** Opening Task input block **

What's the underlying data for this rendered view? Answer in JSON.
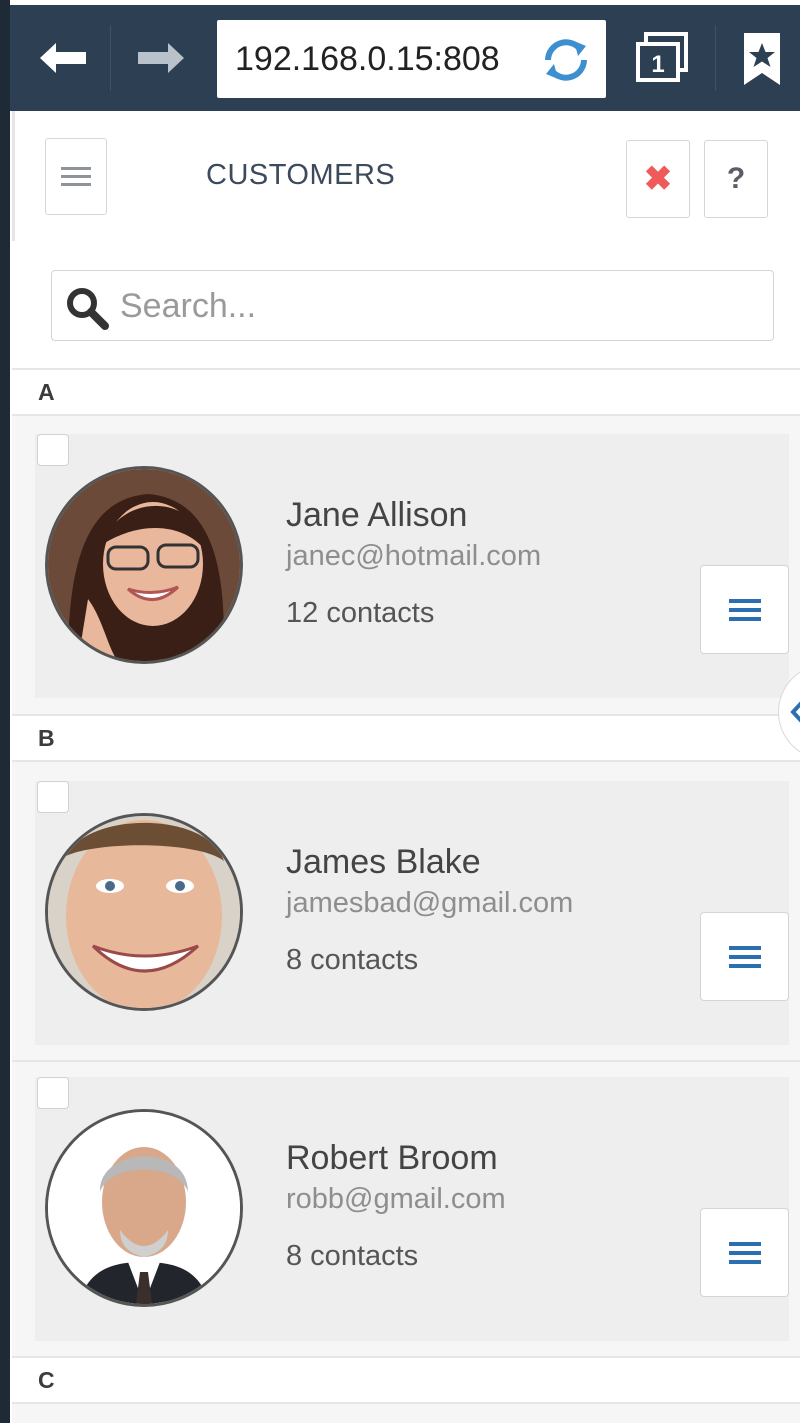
{
  "browser": {
    "url": "192.168.0.15:808",
    "tab_count": "1",
    "icons": [
      "back-arrow-icon",
      "forward-arrow-icon",
      "reload-icon",
      "tabs-icon",
      "bookmark-star-icon"
    ]
  },
  "header": {
    "title": "CUSTOMERS",
    "close_label": "✖",
    "help_label": "?"
  },
  "search": {
    "placeholder": "Search..."
  },
  "sections": [
    {
      "letter": "A"
    },
    {
      "letter": "B"
    },
    {
      "letter": "C"
    }
  ],
  "customers": [
    {
      "name": "Jane Allison",
      "email": "janec@hotmail.com",
      "contacts": "12 contacts"
    },
    {
      "name": "James Blake",
      "email": "jamesbad@gmail.com",
      "contacts": "8 contacts"
    },
    {
      "name": "Robert Broom",
      "email": "robb@gmail.com",
      "contacts": "8 contacts"
    }
  ],
  "colors": {
    "toolbar": "#2c3f53",
    "accent_blue": "#2b6fb0",
    "close_red": "#ef5b5b",
    "card_bg": "#eeeeee"
  }
}
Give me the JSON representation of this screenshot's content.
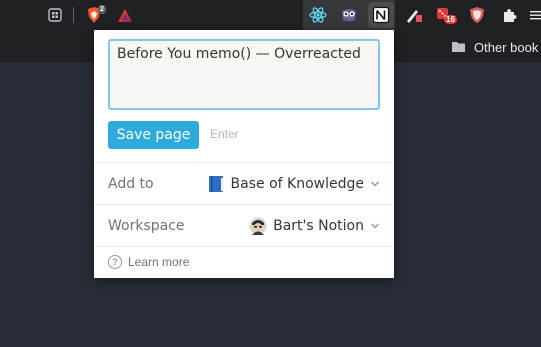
{
  "toolbar": {
    "icons": [
      "tab-search-icon",
      "brave-shield-icon",
      "brave-rewards-icon",
      "react-devtools-icon",
      "owl-extension-icon",
      "notion-clipper-icon",
      "pen-tool-icon",
      "dice-extension-icon",
      "shield-extension-icon",
      "extensions-puzzle-icon",
      "menu-icon"
    ],
    "brave_badge": "2",
    "dice_badge": "16"
  },
  "bookmarks_bar": {
    "other_bookmarks_label": "Other book"
  },
  "popup": {
    "title_value": "Before You memo() — Overreacted",
    "save_label": "Save page",
    "enter_hint": "Enter",
    "add_to_label": "Add to",
    "add_to_value": "Base of Knowledge",
    "workspace_label": "Workspace",
    "workspace_value": "Bart's Notion",
    "learn_more_label": "Learn more"
  },
  "colors": {
    "accent": "#2eaadc",
    "focus_border": "#84c4e8",
    "page_background": "#282c36",
    "chrome_background": "#202124"
  }
}
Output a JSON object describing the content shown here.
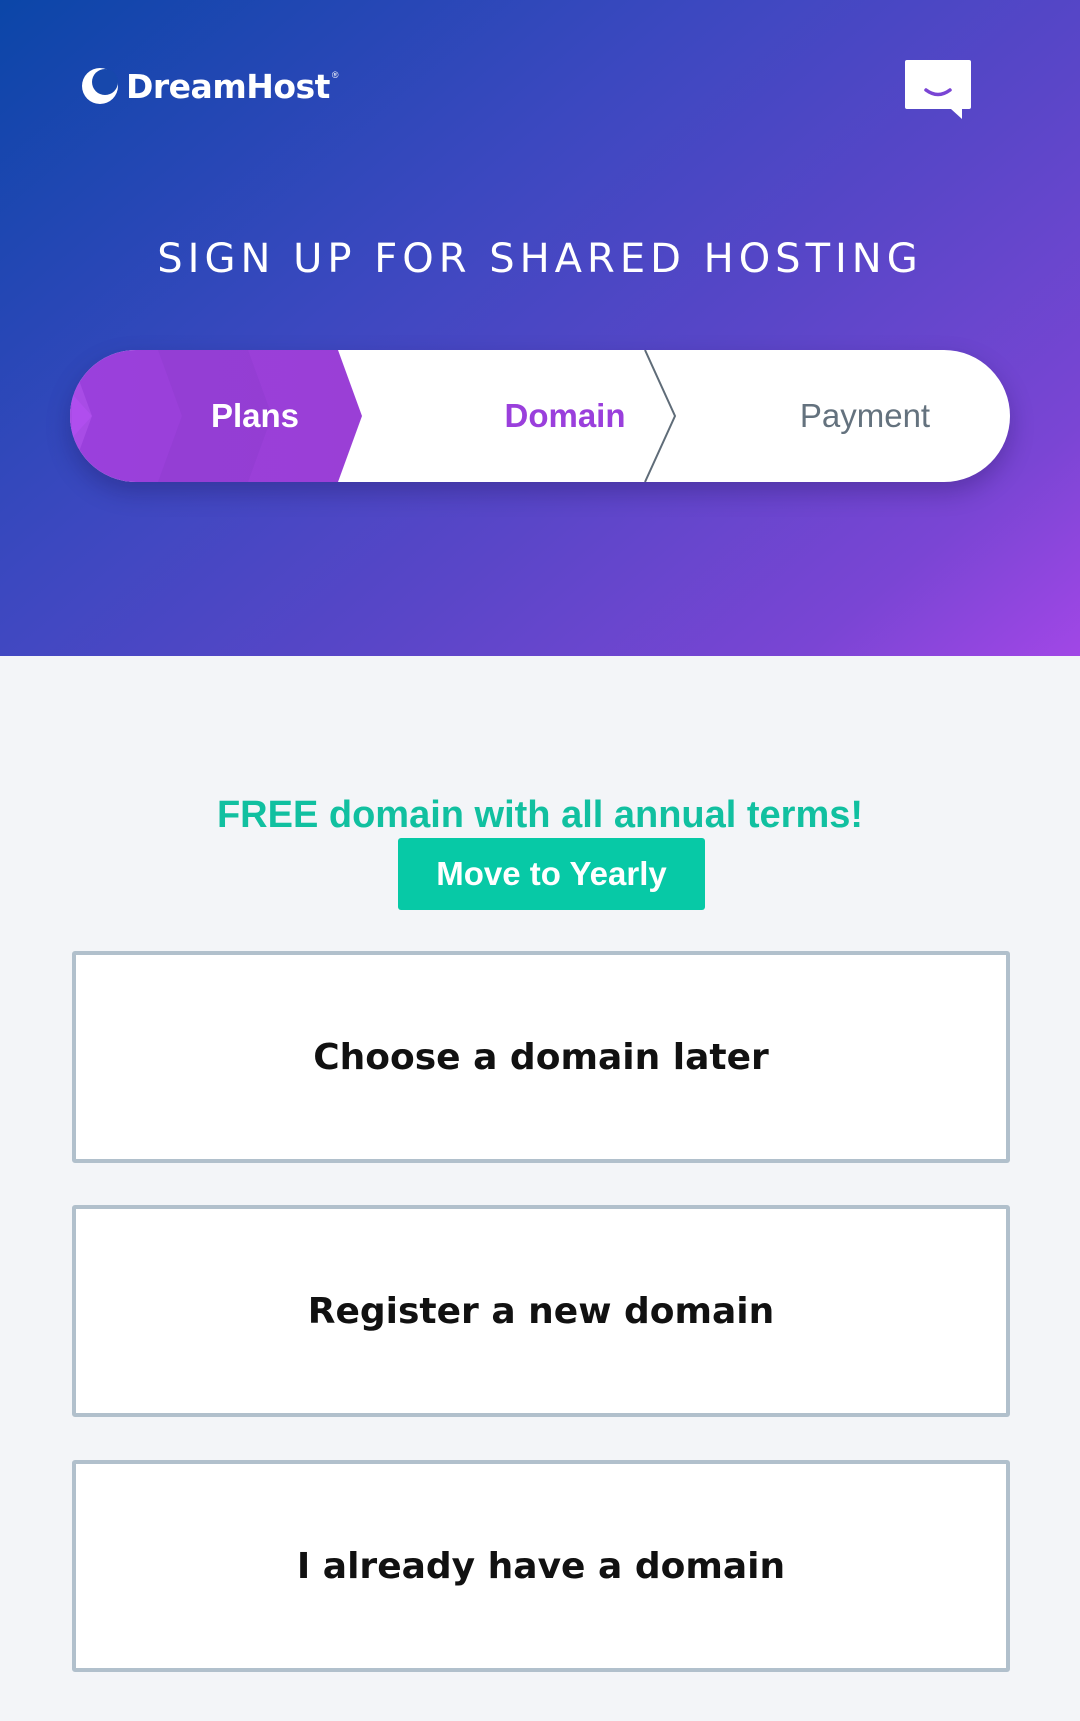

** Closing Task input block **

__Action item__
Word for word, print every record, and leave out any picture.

__Task result__
What's the underlying data for this rendered view? Answer in JSON.
{
  "browser": {
    "url": "192.168.0.15:808",
    "tab_count": "1",
    "icons": [
      "back-arrow-icon",
      "forward-arrow-icon",
      "reload-icon",
      "tabs-icon",
      "bookmark-star-icon"
    ]
  },
  "header": {
    "title": "CUSTOMERS",
    "close_label": "✖",
    "help_label": "?"
  },
  "search": {
    "placeholder": "Search..."
  },
  "sections": [
    {
      "letter": "A"
    },
    {
      "letter": "B"
    },
    {
      "letter": "C"
    }
  ],
  "customers": [
    {
      "name": "Jane Allison",
      "email": "janec@hotmail.com",
      "contacts": "12 contacts"
    },
    {
      "name": "James Blake",
      "email": "jamesbad@gmail.com",
      "contacts": "8 contacts"
    },
    {
      "name": "Robert Broom",
      "email": "robb@gmail.com",
      "contacts": "8 contacts"
    }
  ],
  "colors": {
    "toolbar": "#2c3f53",
    "accent_blue": "#2b6fb0",
    "close_red": "#ef5b5b",
    "card_bg": "#eeeeee"
  }
}
Give me the JSON representation of this screenshot's content.
{
  "toolbar": {
    "icons": [
      "tab-search-icon",
      "brave-shield-icon",
      "brave-rewards-icon",
      "react-devtools-icon",
      "owl-extension-icon",
      "notion-clipper-icon",
      "pen-tool-icon",
      "dice-extension-icon",
      "shield-extension-icon",
      "extensions-puzzle-icon",
      "menu-icon"
    ],
    "brave_badge": "2",
    "dice_badge": "16"
  },
  "bookmarks_bar": {
    "other_bookmarks_label": "Other book"
  },
  "popup": {
    "title_value": "Before You memo() — Overreacted",
    "save_label": "Save page",
    "enter_hint": "Enter",
    "add_to_label": "Add to",
    "add_to_value": "Base of Knowledge",
    "workspace_label": "Workspace",
    "workspace_value": "Bart's Notion",
    "learn_more_label": "Learn more"
  },
  "colors": {
    "accent": "#2eaadc",
    "focus_border": "#84c4e8",
    "page_background": "#282c36",
    "chrome_background": "#202124"
  }
}
Output a JSON object describing the content shown here.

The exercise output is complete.